EXERCISE | Check each line of the records for "JSON"; collect those that have it.

[Excerpts from an interface dataset]

● ● ●

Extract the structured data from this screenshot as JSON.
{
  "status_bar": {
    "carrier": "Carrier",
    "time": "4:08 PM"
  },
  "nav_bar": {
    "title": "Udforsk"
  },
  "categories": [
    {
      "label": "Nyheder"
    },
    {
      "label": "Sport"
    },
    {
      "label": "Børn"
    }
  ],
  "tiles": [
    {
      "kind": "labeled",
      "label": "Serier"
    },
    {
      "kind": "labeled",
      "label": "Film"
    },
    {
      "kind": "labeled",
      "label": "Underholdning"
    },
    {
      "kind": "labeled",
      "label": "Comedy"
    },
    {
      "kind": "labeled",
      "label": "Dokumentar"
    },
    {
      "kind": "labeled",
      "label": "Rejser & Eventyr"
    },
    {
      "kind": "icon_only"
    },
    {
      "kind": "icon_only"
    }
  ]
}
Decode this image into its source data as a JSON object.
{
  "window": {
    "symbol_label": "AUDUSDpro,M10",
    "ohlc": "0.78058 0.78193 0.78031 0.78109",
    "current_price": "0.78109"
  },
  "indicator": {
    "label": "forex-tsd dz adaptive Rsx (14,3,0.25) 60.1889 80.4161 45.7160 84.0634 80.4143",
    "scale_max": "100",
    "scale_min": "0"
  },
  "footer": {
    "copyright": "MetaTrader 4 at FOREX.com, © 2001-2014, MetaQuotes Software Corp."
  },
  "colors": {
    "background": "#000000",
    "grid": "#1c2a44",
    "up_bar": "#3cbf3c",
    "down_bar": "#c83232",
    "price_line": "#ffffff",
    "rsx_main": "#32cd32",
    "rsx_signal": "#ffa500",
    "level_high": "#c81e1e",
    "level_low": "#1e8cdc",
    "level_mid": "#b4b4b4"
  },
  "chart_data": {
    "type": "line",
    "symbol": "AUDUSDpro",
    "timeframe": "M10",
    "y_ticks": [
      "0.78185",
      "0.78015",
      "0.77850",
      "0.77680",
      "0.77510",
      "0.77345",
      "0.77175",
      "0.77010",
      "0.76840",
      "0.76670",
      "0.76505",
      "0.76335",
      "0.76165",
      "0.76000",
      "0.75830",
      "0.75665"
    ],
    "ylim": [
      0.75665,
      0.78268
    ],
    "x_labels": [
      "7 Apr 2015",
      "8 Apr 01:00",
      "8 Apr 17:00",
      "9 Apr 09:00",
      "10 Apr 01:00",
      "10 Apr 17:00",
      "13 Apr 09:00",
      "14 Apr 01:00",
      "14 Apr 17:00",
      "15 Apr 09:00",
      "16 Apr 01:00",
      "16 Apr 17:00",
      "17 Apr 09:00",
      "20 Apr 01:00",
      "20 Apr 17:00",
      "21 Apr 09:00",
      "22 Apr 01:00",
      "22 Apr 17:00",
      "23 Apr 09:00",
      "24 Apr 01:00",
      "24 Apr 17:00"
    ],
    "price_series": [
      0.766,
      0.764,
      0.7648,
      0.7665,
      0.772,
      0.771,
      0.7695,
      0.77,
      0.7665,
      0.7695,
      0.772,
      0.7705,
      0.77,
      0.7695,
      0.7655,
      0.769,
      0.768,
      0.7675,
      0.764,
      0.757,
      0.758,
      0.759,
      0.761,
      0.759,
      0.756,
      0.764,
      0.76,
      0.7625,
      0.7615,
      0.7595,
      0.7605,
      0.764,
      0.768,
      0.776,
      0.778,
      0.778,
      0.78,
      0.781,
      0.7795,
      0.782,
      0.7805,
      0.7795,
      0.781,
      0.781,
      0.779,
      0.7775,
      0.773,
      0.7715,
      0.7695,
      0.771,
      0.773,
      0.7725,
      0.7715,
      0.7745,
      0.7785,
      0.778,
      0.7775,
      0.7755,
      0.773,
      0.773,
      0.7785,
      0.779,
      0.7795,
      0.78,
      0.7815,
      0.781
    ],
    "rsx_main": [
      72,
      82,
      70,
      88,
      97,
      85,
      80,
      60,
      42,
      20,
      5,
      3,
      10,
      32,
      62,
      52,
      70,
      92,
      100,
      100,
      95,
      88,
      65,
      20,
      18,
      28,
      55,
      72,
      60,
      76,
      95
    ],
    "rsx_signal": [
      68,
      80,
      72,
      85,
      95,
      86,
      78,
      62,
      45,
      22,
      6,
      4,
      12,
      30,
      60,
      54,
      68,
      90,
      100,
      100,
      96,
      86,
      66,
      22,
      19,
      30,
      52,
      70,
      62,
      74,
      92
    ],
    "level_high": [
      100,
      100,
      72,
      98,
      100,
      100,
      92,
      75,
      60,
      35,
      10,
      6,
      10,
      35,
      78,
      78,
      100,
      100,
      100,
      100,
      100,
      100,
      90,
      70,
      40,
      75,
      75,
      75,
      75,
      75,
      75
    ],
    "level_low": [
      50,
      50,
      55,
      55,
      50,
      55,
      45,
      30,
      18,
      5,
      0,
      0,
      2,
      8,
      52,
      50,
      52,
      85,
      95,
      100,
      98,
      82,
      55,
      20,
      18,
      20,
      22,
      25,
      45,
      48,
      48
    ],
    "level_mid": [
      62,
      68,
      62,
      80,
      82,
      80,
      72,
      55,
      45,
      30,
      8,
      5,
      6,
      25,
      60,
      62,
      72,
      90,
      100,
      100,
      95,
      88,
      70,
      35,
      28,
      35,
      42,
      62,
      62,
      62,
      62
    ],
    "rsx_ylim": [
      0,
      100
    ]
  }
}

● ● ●

EXERCISE RESPONSE |
Extract the structured data from this screenshot as JSON.
Decode this image into its source data as a JSON object.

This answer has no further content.